or call us at: (832) 699-9265
Sleep apnea is a common disorder in which you have one or more pauses in breathing or shallow breaths while you sleep. Breathing pauses can last from a few seconds to minutes.
They may occur 30 times or more an hour. Typically, normal breathing then starts again, sometimes with a loud snort or choking sound.”
Sleep apnea is usually a chronic condition that disrupts your sleep and is difficult to diagnose. Most agree that it can be a pretty bad affliction to suffer from, with effects ranging from extended sleepiness to increased blood pressure.
Spanish researchers followed a group of 1,500 sufferers, who had been referred to a hospital sleep clinic, with yearly checkups: “After 10 years, the researchers tallied up how many of the men had suffered a heart attack or stroke, needed a procedure to bypass or open a clogged heart artery, or died from cardiovascular disease. About 1 in 7 men (14%) fell into this camp.”
Further, WebMd declares that: “People with obstructive sleep apnea are more likely to suffer heart attacks and die in the middle of the night. The causes may be low oxygen or the stress of waking up often during sleep. Stroke and atrial fibrillation – a problem with the rhythm of the heartbeat — are also associated with obstructive sleep apnea.
The disrupted oxygen flow caused by sleep apnea makes it hard for your brain to regulate the flow of blood in arteries and the brain itself.” Other health issues sleep apnea can cause include diabetes, weight gain and possibly adult asthma.
The most common issues reported were cardiovascular troubles, an estimated “three times more likely in men with severe untreated sleep apnea than it was in men with treated sleep apnea.
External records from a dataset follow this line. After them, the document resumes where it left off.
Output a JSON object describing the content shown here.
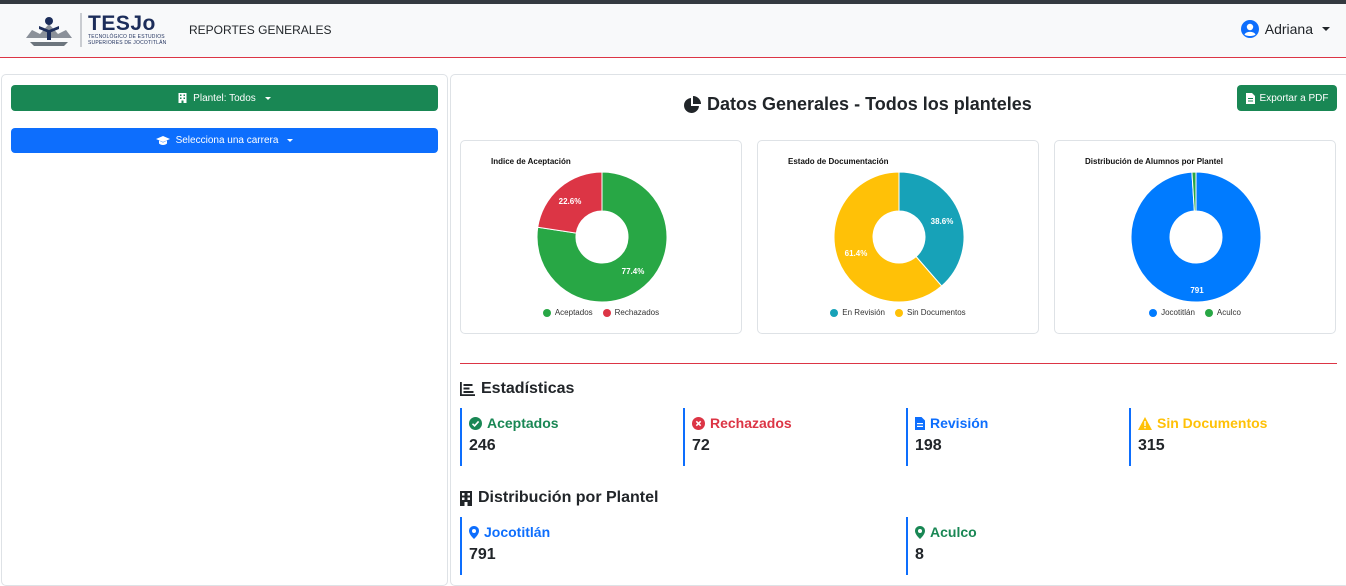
{
  "navbar": {
    "logo_title": "TESJo",
    "logo_subtitle_1": "TECNOLÓGICO DE ESTUDIOS",
    "logo_subtitle_2": "SUPERIORES DE JOCOTITLÁN",
    "title": "REPORTES GENERALES",
    "user_name": "Adriana"
  },
  "sidebar": {
    "plantel_label": "Plantel: Todos",
    "carrera_label": "Selecciona una carrera"
  },
  "main": {
    "title": "Datos Generales - Todos los planteles",
    "export_label": "Exportar a PDF"
  },
  "charts": {
    "acceptance": {
      "title": "Indice de Aceptación",
      "label_a": "77.4%",
      "label_b": "22.6%",
      "legend_a": "Aceptados",
      "legend_b": "Rechazados"
    },
    "docs": {
      "title": "Estado de Documentación",
      "label_a": "38.6%",
      "label_b": "61.4%",
      "legend_a": "En Revisión",
      "legend_b": "Sin Documentos"
    },
    "plantel": {
      "title": "Distribución de Alumnos por Plantel",
      "label_a": "791",
      "legend_a": "Jocotitlán",
      "legend_b": "Aculco"
    }
  },
  "chart_data": [
    {
      "type": "pie",
      "title": "Indice de Aceptación",
      "labels": [
        "Aceptados",
        "Rechazados"
      ],
      "values": [
        77.4,
        22.6
      ],
      "colors": [
        "#28a745",
        "#dc3545"
      ],
      "legend": "bottom"
    },
    {
      "type": "pie",
      "title": "Estado de Documentación",
      "labels": [
        "En Revisión",
        "Sin Documentos"
      ],
      "values": [
        38.6,
        61.4
      ],
      "colors": [
        "#17a2b8",
        "#ffc107"
      ],
      "legend": "bottom"
    },
    {
      "type": "pie",
      "title": "Distribución de Alumnos por Plantel",
      "labels": [
        "Jocotitlán",
        "Aculco"
      ],
      "values": [
        791,
        8
      ],
      "colors": [
        "#007bff",
        "#28a745"
      ],
      "legend": "bottom"
    }
  ],
  "stats": {
    "heading": "Estadísticas",
    "items": [
      {
        "label": "Aceptados",
        "value": "246",
        "color": "#198754"
      },
      {
        "label": "Rechazados",
        "value": "72",
        "color": "#dc3545"
      },
      {
        "label": "Revisión",
        "value": "198",
        "color": "#0d6efd"
      },
      {
        "label": "Sin Documentos",
        "value": "315",
        "color": "#ffc107"
      }
    ]
  },
  "planteles": {
    "heading": "Distribución por Plantel",
    "items": [
      {
        "label": "Jocotitlán",
        "value": "791",
        "color": "#0d6efd"
      },
      {
        "label": "Aculco",
        "value": "8",
        "color": "#198754"
      }
    ]
  }
}
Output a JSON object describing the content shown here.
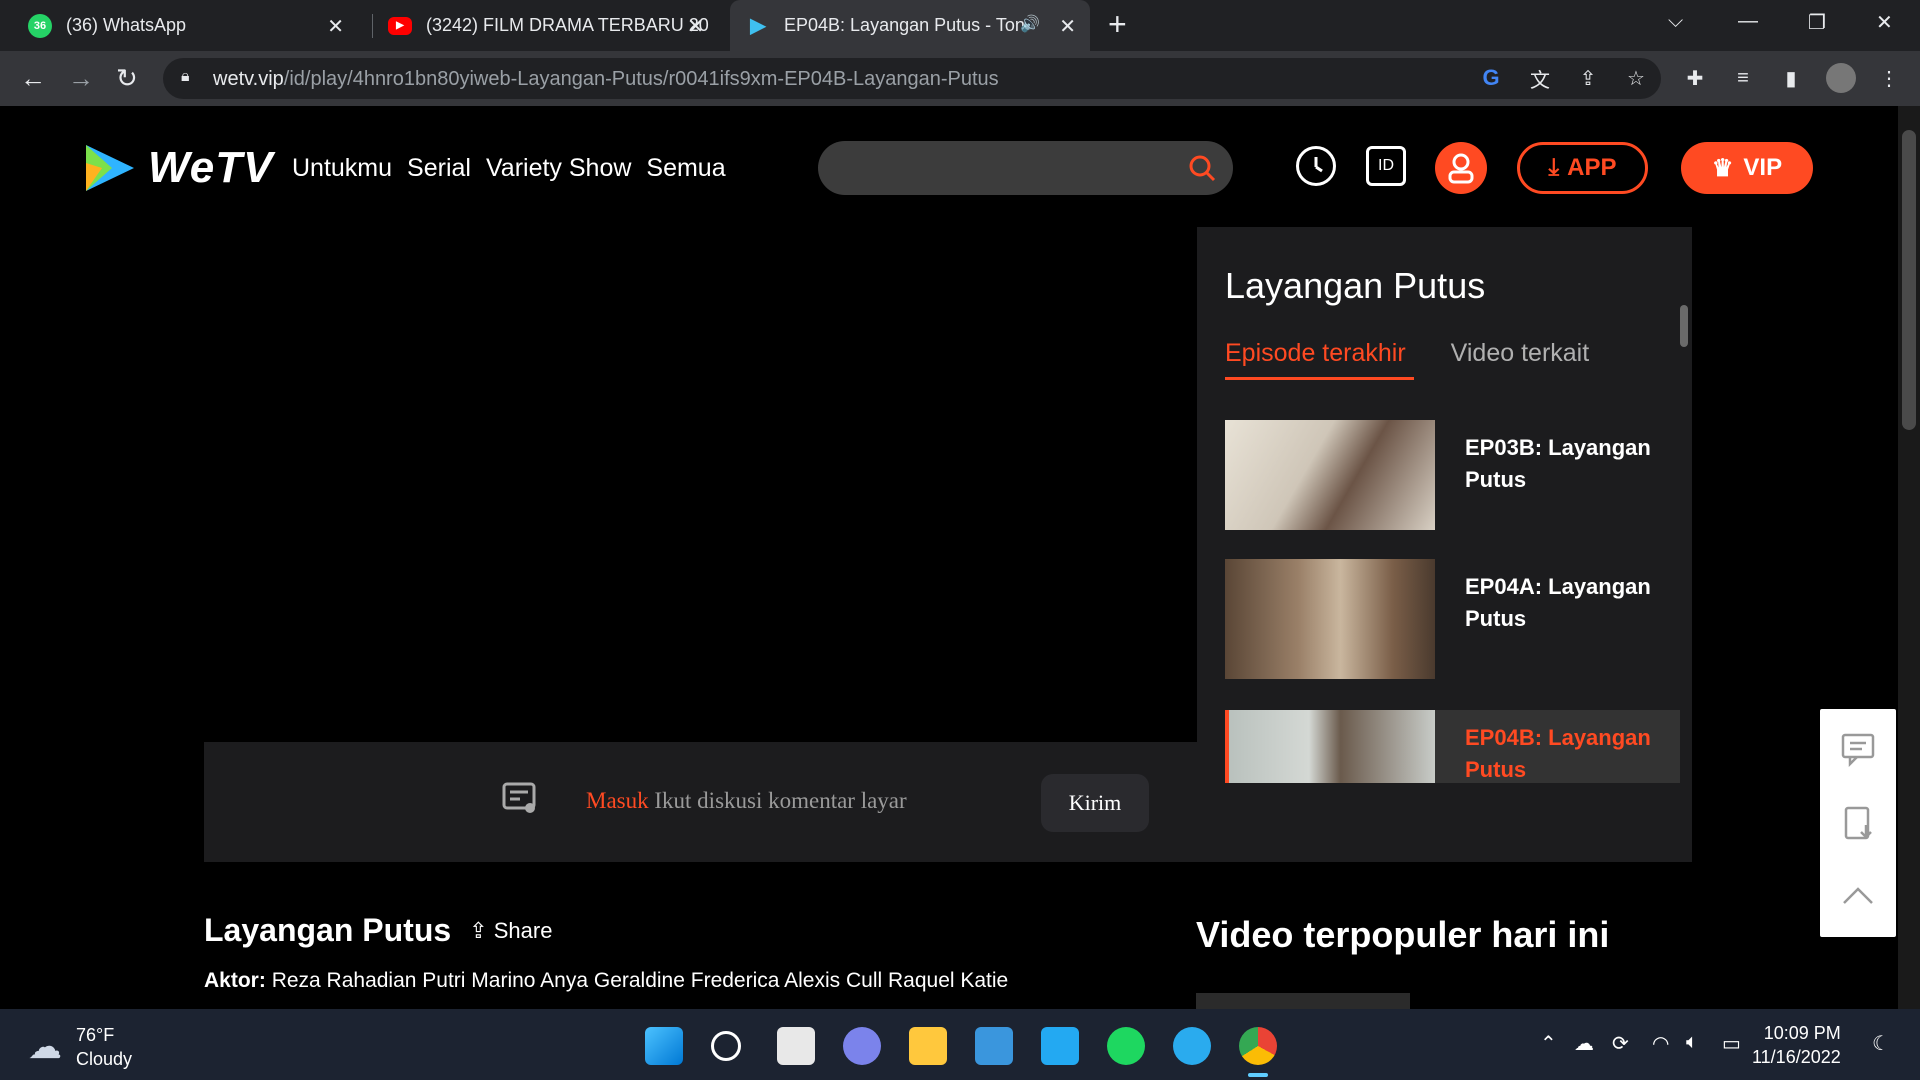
{
  "browser": {
    "tabs": [
      {
        "title": "(36) WhatsApp",
        "badge": "36",
        "icon": "whatsapp-icon"
      },
      {
        "title": "(3242) FILM DRAMA TERBARU 20",
        "icon": "youtube-icon"
      },
      {
        "title": "EP04B: Layangan Putus - Ton",
        "icon": "wetv-icon",
        "audio": "🔊"
      }
    ],
    "new_tab": "+",
    "url_host": "wetv.vip",
    "url_path": "/id/play/4hnro1bn80yiweb-Layangan-Putus/r0041ifs9xm-EP04B-Layangan-Putus"
  },
  "site": {
    "logo": "WeTV",
    "nav": [
      "Untukmu",
      "Serial",
      "Variety Show",
      "Semua"
    ],
    "id_label": "ID",
    "app_label": "APP",
    "vip_label": "VIP"
  },
  "comment": {
    "login": "Masuk",
    "placeholder": "Ikut diskusi komentar layar",
    "send": "Kirim"
  },
  "sidebar": {
    "title": "Layangan Putus",
    "tabs": [
      "Episode terakhir",
      "Video terkait"
    ],
    "episodes": [
      {
        "line1": "EP03B: Layangan",
        "line2": "Putus"
      },
      {
        "line1": "EP04A: Layangan",
        "line2": "Putus"
      },
      {
        "line1": "EP04B: Layangan",
        "line2": "Putus"
      }
    ]
  },
  "info": {
    "title": "Layangan Putus",
    "share": "Share",
    "actors_label": "Aktor:",
    "actors": "Reza Rahadian Putri Marino Anya Geraldine Frederica Alexis Cull Raquel Katie"
  },
  "popular": {
    "title": "Video terpopuler hari ini"
  },
  "taskbar": {
    "temp": "76°F",
    "condition": "Cloudy",
    "time": "10:09 PM",
    "date": "11/16/2022"
  },
  "colors": {
    "accent": "#ff4a22",
    "bg": "#000000",
    "panel": "#1c1c1e"
  }
}
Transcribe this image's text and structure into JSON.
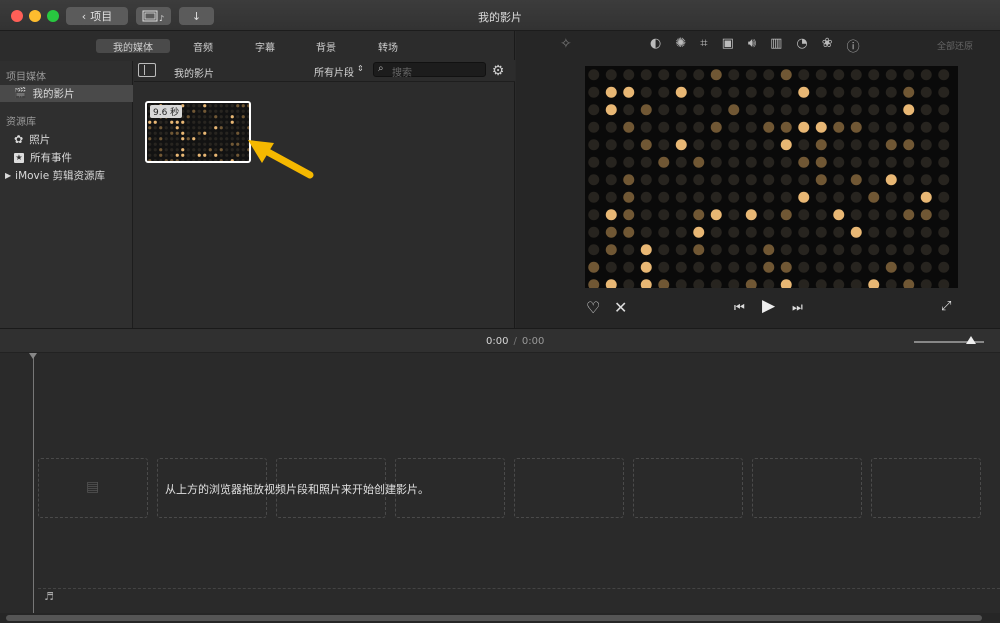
{
  "window": {
    "title": "我的影片"
  },
  "toolbar": {
    "back_label": "项目",
    "download_icon": "↓"
  },
  "media_tabs": [
    {
      "label": "我的媒体",
      "active": true
    },
    {
      "label": "音频",
      "active": false
    },
    {
      "label": "字幕",
      "active": false
    },
    {
      "label": "背景",
      "active": false
    },
    {
      "label": "转场",
      "active": false
    }
  ],
  "sidebar": {
    "project_media_header": "项目媒体",
    "project_item": "我的影片",
    "libraries_header": "资源库",
    "photos": "照片",
    "all_events": "所有事件",
    "library": "iMovie 剪辑资源库"
  },
  "library_bar": {
    "title": "我的影片",
    "filter": "所有片段",
    "search_placeholder": "搜索"
  },
  "clip": {
    "duration": "9.6 秒"
  },
  "viewer": {
    "restore_all": "全部还原"
  },
  "timeline": {
    "current_time": "0:00",
    "separator": "/",
    "total_time": "0:00",
    "empty_hint": "从上方的浏览器拖放视频片段和照片来开始创建影片。"
  },
  "colors": {
    "accent_arrow": "#f5b800",
    "selected": "#4a4a4a"
  }
}
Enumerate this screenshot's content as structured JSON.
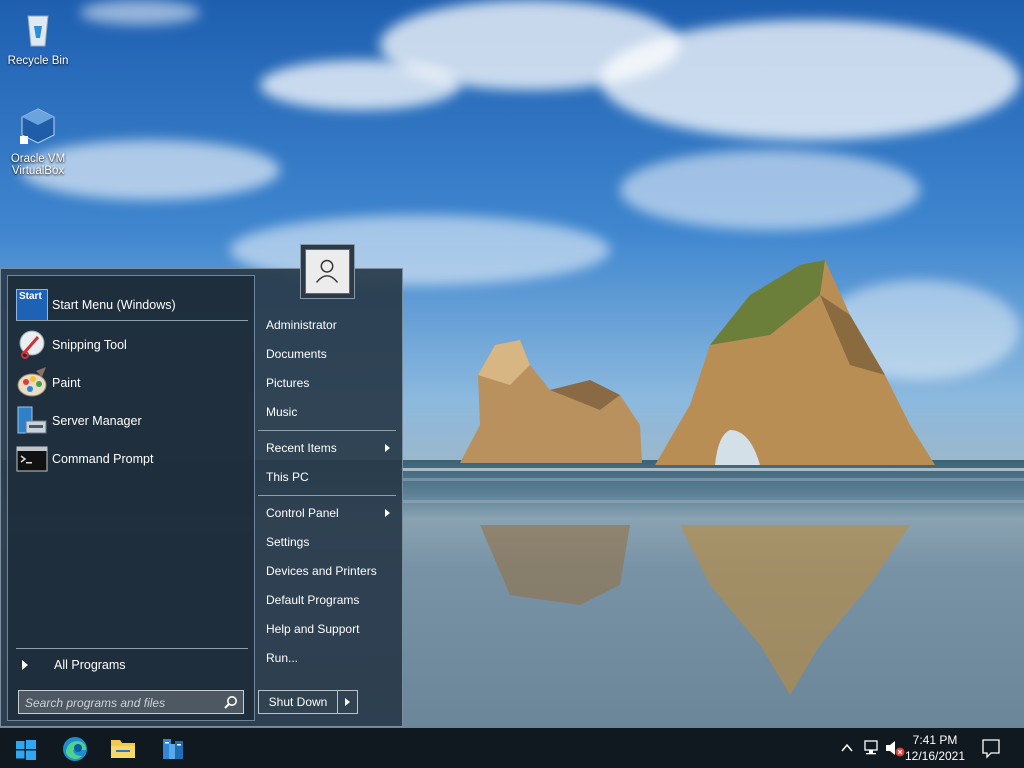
{
  "desktop": {
    "icons": [
      {
        "label": "Recycle Bin",
        "icon": "recycle-bin-icon"
      },
      {
        "label": "Oracle VM VirtualBox",
        "icon": "virtualbox-icon"
      }
    ]
  },
  "start_menu": {
    "pinned": [
      {
        "label": "Start Menu (Windows)",
        "icon": "start-menu-app-icon"
      },
      {
        "label": "Snipping Tool",
        "icon": "snipping-tool-icon"
      },
      {
        "label": "Paint",
        "icon": "paint-icon"
      },
      {
        "label": "Server Manager",
        "icon": "server-manager-icon"
      },
      {
        "label": "Command Prompt",
        "icon": "command-prompt-icon"
      }
    ],
    "start_icon_text": "Start",
    "all_programs": "All Programs",
    "search_placeholder": "Search programs and files",
    "right_items": [
      {
        "label": "Administrator",
        "submenu": false
      },
      {
        "label": "Documents",
        "submenu": false
      },
      {
        "label": "Pictures",
        "submenu": false
      },
      {
        "label": "Music",
        "submenu": false
      },
      {
        "label": "Recent Items",
        "submenu": true
      },
      {
        "label": "This PC",
        "submenu": false
      },
      {
        "label": "Control Panel",
        "submenu": true
      },
      {
        "label": "Settings",
        "submenu": false
      },
      {
        "label": "Devices and Printers",
        "submenu": false
      },
      {
        "label": "Default Programs",
        "submenu": false
      },
      {
        "label": "Help and Support",
        "submenu": false
      },
      {
        "label": "Run...",
        "submenu": false
      }
    ],
    "shutdown_label": "Shut Down"
  },
  "taskbar": {
    "apps": [
      "windows-start-icon",
      "edge-icon",
      "file-explorer-icon",
      "server-manager-icon"
    ],
    "time": "7:41 PM",
    "date": "12/16/2021",
    "colors": {
      "taskbar": "#101820",
      "accent": "#1e88e5"
    }
  }
}
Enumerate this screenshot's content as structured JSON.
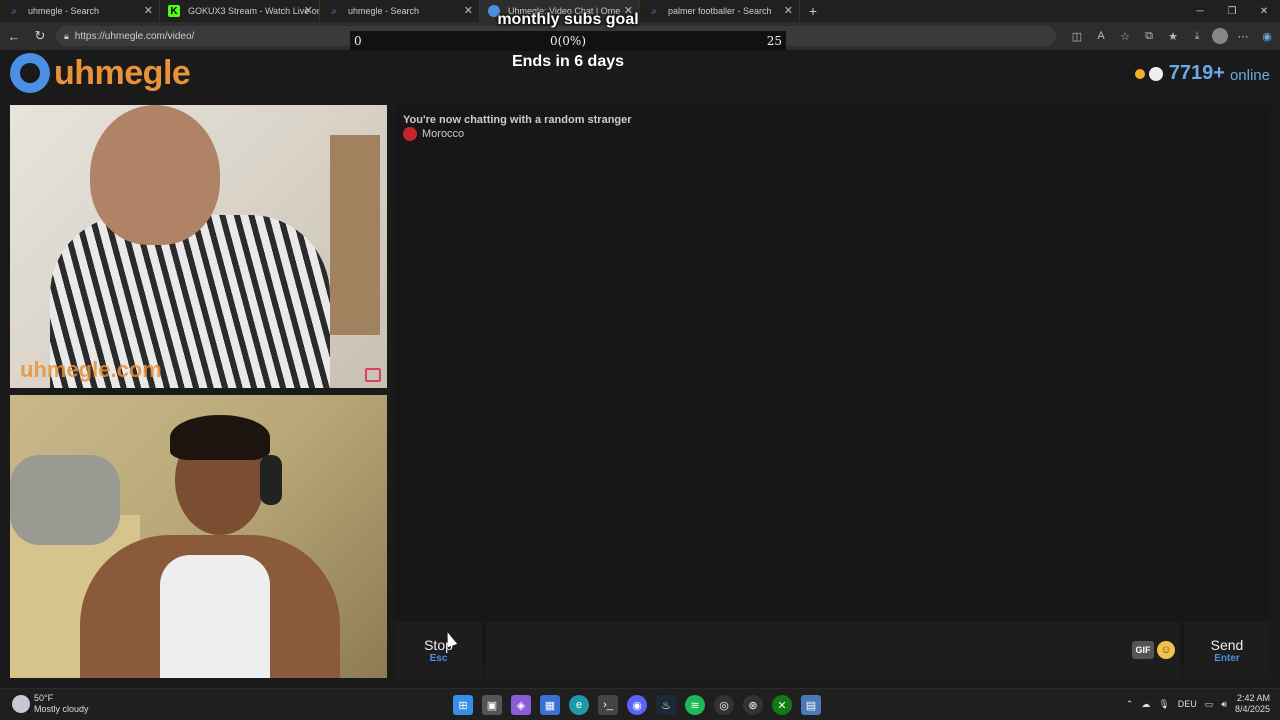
{
  "browser": {
    "tabs": [
      {
        "title": "uhmegle - Search",
        "icon": "search-icon",
        "active": false
      },
      {
        "title": "GOKUX3 Stream - Watch Live on",
        "icon": "kick-icon",
        "active": false
      },
      {
        "title": "uhmegle - Search",
        "icon": "search-icon",
        "active": false
      },
      {
        "title": "Uhmegle: Video Chat | Ome",
        "icon": "uhmegle-icon",
        "active": true
      },
      {
        "title": "palmer footballer - Search",
        "icon": "search-icon",
        "active": false
      }
    ],
    "url": "https://uhmegle.com/video/"
  },
  "overlay": {
    "goal_title": "monthly subs goal",
    "goal_start": "0",
    "goal_progress": "0(0%)",
    "goal_end": "25",
    "goal_fraction": 0,
    "ends_in": "Ends in 6 days"
  },
  "site": {
    "logo_text": "uhmegle",
    "online_count": "7719+",
    "online_label": "online",
    "watermark": "uhmegle.com"
  },
  "chat": {
    "status": "You're now chatting with a random stranger",
    "country": "Morocco"
  },
  "controls": {
    "stop_label": "Stop",
    "stop_key": "Esc",
    "gif_label": "GIF",
    "send_label": "Send",
    "send_key": "Enter"
  },
  "taskbar": {
    "temperature": "50°F",
    "weather": "Mostly cloudy",
    "language": "DEU",
    "time": "2:42 AM",
    "date": "8/4/2025"
  },
  "colors": {
    "accent": "#4a90e2",
    "logo_orange": "#e8923a",
    "online_blue": "#6aa8e6"
  }
}
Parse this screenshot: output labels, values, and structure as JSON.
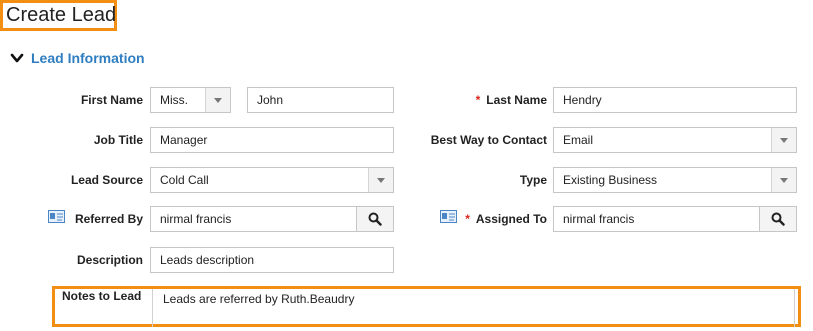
{
  "page": {
    "title": "Create Lead"
  },
  "section": {
    "title": "Lead Information",
    "chevron_icon": "chevron-down-icon"
  },
  "fields": {
    "first_name": {
      "label": "First Name",
      "salutation": "Miss.",
      "value": "John"
    },
    "last_name": {
      "label": "Last Name",
      "required_mark": "*",
      "value": "Hendry"
    },
    "job_title": {
      "label": "Job Title",
      "value": "Manager"
    },
    "best_way_to_contact": {
      "label": "Best Way to Contact",
      "value": "Email"
    },
    "lead_source": {
      "label": "Lead Source",
      "value": "Cold Call"
    },
    "type": {
      "label": "Type",
      "value": "Existing Business"
    },
    "referred_by": {
      "label": "Referred By",
      "value": "nirmal francis",
      "icon": "contact-card-icon",
      "lookup_icon": "search-icon"
    },
    "assigned_to": {
      "label": "Assigned To",
      "required_mark": "*",
      "value": "nirmal francis",
      "icon": "contact-card-icon",
      "lookup_icon": "search-icon"
    },
    "description": {
      "label": "Description",
      "value": "Leads description"
    },
    "notes_to_lead": {
      "label": "Notes to Lead",
      "value": "Leads are referred by Ruth.Beaudry"
    }
  },
  "colors": {
    "highlight": "#f28f13",
    "section_title": "#2f7ec1",
    "required": "#d9241b"
  }
}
In fact, rates of heart trouble were about the same in men with treated apnea as they were among simple snorers — who have noisy but regular breathing during sleep — and nonsnorers.” The results appeared in the March 19, 2005, Lancet.
The usual, and most common sleep apnea treatment, is “CPAP, which stands for Continuous Positive Airway Pressure, consists of a machine with a mask attached by a hose. Other PAP machines include the BPAP, which has two levels of air flow for breathing in and out.” Surgery may also be an option. The Mayo Clinic has a list of methods you can use to reduce the effects, including sleeping on your side, avoiding alcohol and sedatives medications.
If you suspect you or a loved one have sleep apnea, make an appointment today.
Sleep apnea is diagnosed through a physical examination with particular emphasis on weight, blood pressure and airway constriction in the nose, throat and lungs. At the Houston Sinus & Allergy, we have helped helped thousands of people with sleep apnea conditions and we can help you, too. With state-of-the-art equipment and the latest treatments, snoring and sleep apnea can usually be treated in the office, with minimal pain or recovery.
If you live in the Houston area and you suffer from debilitating snoring or think you may have sleep apnea, we can help. Contact us or fill out our assessment form at the right, and start sleeping better!